ISLALS requires no dues and there is no registration fee for the conference. A closing banquet for conference speakers will round out this year’s gathering, commemorating the eighth centenary of the foundation of the University of Salamanca, the third oldest in continuous operation in Europe. Expenses for lodging and travel to and from the conference will be the responsibility of participants. The organizers can help participants secure lodging at nearby hotels. Additional information about the conference can be found at: salamancaislals.wordpress.com

Please send queries about conference particulars to the organizers: Jesús Hernández Lobato (jhlobato@usal.es) and Óscar Prieto Domínguez (praxo@usal.es) .General queries about ISLALS may be sent to any member of the steering committee: Scott McGill (smcgill@rice.edu), Joseph Pucci (Joseph_Pucci@brown.edu) and David Bright (dbright@emory.edu).


The 8th Century: Patterns of Transition in Economy and Trade Throughout the Late
Antique, Early Medieval and Islamicate Mediterranean

International conference/Call for papers (closes 15 January 2017)

4-7 October 2017, Berlin, Germany

The “8th century" has been historically and archaeologically considered a sort of watershed between Antiquity and the Middle Ages. The definition of the transformations in this period is a crucial issue, especially concerning continuity and
change of the economic structures in the Late Antique Mediterranean world. The aim of this international interdisciplinary conference is to bring together scholars from several disciplines, including Late Antique, Islamic, Byzantine and Medieval History, Archaeology, Archaeometry, Numismatics, Philology and Papyrology, dealing with the 8th century’s threshold from different perspectives, in order to re-evaluate the problematic of this transition in terms of continuity/disruption by combining archaeological data and written—literary as well as documentary—sources.

We are planning to have thematic sessions with key notes (35 plus 10 minutes) and papers (20 plus 10 minutes), a poster session, and a concluding round table. We would ask those of you who indicate their wish to participate with a paper/poster to provide us with an abstract and a working title by 15 January 2017. We are attempting to arrange for the funding of all travel and accommodation expenses.

For further details, download the full call for papers.


The Journal of Modern Hellenism

Call for submissions

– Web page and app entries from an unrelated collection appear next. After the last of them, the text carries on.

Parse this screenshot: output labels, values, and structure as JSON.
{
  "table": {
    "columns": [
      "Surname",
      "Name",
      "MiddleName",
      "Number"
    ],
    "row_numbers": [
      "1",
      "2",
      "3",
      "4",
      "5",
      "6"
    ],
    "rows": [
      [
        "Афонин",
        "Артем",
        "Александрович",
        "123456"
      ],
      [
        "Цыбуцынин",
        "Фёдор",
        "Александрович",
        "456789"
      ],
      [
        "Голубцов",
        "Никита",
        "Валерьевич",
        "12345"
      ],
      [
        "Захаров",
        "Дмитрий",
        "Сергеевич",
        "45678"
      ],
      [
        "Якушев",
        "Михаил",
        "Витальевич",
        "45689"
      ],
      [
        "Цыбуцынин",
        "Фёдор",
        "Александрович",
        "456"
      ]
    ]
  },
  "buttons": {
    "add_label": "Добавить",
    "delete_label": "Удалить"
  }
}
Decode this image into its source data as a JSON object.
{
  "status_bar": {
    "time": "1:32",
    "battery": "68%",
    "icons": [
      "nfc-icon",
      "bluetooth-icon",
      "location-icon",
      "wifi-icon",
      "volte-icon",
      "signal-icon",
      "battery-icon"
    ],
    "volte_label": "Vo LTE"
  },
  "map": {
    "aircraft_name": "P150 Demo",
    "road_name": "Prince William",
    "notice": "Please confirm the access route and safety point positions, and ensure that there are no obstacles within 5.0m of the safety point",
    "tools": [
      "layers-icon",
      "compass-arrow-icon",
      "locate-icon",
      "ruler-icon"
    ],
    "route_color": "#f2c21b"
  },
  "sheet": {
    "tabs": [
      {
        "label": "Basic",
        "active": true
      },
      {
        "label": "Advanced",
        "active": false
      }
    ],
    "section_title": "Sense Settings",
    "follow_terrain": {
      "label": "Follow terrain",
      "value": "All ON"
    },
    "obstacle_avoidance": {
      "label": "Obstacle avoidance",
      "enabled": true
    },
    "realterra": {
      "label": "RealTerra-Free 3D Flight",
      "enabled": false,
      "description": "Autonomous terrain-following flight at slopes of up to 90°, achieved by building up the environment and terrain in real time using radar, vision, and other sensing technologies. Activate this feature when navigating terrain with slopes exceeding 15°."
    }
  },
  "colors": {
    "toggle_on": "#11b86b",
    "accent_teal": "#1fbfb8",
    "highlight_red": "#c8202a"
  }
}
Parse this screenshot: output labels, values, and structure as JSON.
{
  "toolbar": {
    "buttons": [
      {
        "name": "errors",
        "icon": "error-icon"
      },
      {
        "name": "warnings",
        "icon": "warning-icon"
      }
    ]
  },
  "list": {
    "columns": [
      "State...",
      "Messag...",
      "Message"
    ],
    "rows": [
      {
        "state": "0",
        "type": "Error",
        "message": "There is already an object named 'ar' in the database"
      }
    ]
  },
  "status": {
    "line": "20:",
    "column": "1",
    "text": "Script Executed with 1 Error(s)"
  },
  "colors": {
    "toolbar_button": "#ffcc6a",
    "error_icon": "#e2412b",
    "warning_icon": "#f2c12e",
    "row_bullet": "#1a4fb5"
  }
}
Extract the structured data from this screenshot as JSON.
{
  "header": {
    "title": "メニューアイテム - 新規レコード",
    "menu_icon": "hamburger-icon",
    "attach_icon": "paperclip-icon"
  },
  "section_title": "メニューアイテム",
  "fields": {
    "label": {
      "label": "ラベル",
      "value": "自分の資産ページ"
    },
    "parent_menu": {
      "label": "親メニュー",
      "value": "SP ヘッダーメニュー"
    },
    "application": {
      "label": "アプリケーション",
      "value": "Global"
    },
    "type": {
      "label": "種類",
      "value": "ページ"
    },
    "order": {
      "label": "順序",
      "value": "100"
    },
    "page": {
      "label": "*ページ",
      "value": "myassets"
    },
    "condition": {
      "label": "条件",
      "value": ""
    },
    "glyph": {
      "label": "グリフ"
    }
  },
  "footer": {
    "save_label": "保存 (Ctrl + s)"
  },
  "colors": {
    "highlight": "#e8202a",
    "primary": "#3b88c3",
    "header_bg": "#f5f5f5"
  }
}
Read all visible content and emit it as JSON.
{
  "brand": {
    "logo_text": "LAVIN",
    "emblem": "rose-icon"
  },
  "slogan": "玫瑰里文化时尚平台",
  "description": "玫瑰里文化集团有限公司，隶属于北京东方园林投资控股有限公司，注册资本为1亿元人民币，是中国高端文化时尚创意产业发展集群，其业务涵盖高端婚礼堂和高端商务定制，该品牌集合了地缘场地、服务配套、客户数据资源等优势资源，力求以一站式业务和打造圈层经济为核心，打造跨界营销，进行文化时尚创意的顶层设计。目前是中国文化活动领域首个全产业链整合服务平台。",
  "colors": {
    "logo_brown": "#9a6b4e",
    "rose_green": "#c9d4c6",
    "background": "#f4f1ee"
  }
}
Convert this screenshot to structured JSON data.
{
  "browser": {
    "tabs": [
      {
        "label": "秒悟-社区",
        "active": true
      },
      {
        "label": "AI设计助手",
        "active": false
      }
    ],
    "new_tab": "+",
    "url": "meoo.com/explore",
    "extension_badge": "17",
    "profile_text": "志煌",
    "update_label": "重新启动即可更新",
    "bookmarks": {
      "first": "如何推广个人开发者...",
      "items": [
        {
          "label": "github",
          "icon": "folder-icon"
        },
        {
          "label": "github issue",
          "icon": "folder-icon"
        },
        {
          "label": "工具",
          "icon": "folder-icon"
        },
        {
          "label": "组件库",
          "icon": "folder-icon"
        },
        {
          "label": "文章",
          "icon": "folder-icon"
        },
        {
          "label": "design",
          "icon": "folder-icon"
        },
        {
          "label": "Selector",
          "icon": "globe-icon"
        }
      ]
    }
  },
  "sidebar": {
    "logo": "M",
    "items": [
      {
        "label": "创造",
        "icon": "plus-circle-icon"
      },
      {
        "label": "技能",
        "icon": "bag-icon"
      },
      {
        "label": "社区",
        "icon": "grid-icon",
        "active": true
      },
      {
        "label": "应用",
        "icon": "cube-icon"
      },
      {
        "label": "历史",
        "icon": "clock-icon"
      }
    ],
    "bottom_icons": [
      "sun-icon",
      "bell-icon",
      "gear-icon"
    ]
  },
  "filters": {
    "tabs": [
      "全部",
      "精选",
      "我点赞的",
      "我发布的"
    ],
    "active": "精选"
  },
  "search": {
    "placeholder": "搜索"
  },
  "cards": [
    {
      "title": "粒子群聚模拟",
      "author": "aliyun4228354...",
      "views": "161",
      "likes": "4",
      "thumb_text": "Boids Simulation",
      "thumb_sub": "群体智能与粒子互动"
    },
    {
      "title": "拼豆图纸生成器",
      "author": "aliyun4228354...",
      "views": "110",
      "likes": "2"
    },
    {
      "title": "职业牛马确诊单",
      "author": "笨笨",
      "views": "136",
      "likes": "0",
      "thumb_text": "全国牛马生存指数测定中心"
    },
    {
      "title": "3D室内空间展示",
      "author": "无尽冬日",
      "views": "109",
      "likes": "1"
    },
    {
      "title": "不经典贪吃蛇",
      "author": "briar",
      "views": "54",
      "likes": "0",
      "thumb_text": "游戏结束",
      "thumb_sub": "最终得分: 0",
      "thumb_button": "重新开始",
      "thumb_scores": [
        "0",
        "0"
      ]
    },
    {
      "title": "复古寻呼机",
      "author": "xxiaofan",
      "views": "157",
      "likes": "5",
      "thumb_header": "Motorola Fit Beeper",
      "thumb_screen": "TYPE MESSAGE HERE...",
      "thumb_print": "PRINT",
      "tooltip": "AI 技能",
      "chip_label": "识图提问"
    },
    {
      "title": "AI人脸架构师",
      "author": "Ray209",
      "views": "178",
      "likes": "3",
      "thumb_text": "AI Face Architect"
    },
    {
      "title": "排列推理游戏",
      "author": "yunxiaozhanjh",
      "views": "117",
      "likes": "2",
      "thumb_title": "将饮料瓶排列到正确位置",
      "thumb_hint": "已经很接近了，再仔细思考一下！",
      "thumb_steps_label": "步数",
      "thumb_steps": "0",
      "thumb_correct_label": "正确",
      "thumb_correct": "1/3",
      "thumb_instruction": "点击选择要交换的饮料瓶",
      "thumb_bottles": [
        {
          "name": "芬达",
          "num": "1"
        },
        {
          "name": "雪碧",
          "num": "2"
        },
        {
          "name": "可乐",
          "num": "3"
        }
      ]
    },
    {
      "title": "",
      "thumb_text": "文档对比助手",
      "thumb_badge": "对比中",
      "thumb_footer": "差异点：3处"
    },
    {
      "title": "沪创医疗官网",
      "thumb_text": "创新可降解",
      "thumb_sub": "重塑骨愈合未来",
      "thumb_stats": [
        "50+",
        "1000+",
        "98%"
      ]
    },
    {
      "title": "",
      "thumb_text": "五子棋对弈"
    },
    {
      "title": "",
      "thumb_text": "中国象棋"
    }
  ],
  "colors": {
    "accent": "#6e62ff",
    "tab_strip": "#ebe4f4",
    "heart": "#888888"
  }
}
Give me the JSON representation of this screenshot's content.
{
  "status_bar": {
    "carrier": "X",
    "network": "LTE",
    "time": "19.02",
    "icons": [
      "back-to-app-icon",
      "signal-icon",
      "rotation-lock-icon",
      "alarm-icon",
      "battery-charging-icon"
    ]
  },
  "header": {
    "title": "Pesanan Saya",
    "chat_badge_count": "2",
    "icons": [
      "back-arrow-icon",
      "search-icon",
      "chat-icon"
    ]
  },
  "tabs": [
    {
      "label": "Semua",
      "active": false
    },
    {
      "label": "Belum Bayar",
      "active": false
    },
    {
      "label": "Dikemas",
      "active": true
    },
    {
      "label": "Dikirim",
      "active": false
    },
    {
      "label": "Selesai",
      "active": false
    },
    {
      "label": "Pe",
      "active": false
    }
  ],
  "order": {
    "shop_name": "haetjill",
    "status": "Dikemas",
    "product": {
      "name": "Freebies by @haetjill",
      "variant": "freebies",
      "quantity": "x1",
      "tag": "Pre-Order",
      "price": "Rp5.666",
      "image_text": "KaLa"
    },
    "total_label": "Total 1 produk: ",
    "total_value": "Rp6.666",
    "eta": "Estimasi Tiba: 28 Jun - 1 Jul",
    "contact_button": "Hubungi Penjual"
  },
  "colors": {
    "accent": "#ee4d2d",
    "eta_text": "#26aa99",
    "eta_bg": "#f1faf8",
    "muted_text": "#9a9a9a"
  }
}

The Journal of Modern Hellenism is seeking submissions from emerging and established scholars on the history, language, and culture of Greece and the Greek Diaspora, from Middle Byzantium to the Modern Era.

Since 1984, the JMH has served as a forum for the promotion of scholarly work on the history, language, institutions, and culture of the Greek people from the Byzantine period to the present. In 2014, the journal moved online and is now hosted on an open access publication platform developed by the Public Knowledge Project. In 2016 the JMH renewed its editorial board and moved to a rolling publication model, which allows for a much shorter publication cycle than other academic journals. Articles are published online as soon as they complete the peer-review process.

The JMH is a joint publication of the Stavros Niarchos Foundation Centre for Hellenic Studies, the Center for Byzantine and Modern Greek Studies of Queens College, City University of New York, and the Hellenic Studies Program at California State University, Sacramento.

For more information about the JMH and its submission guidelines or to view current and past issues of the journal, please visit us: http://www.sfu.ca/snfchs/JMH.html


Nea Paphos and Western Cyprus: New Archaeological and Historical Perspectives

International Colloquium/Call for Papers (closes 31 October 2016)

11-15 October 2017, Pafos, Cyprus

The main aim of this second scientific meeting, besides the presentation of new discoveries made by the archaeological missions currently working on the site, is to study the evolution of the city, as well as of that of other sites in Western Cyprus, from the Hellenistic period to Early Medieval times. The languages of the colloquium will be Greek and English.

For further details, download the Call for Papers.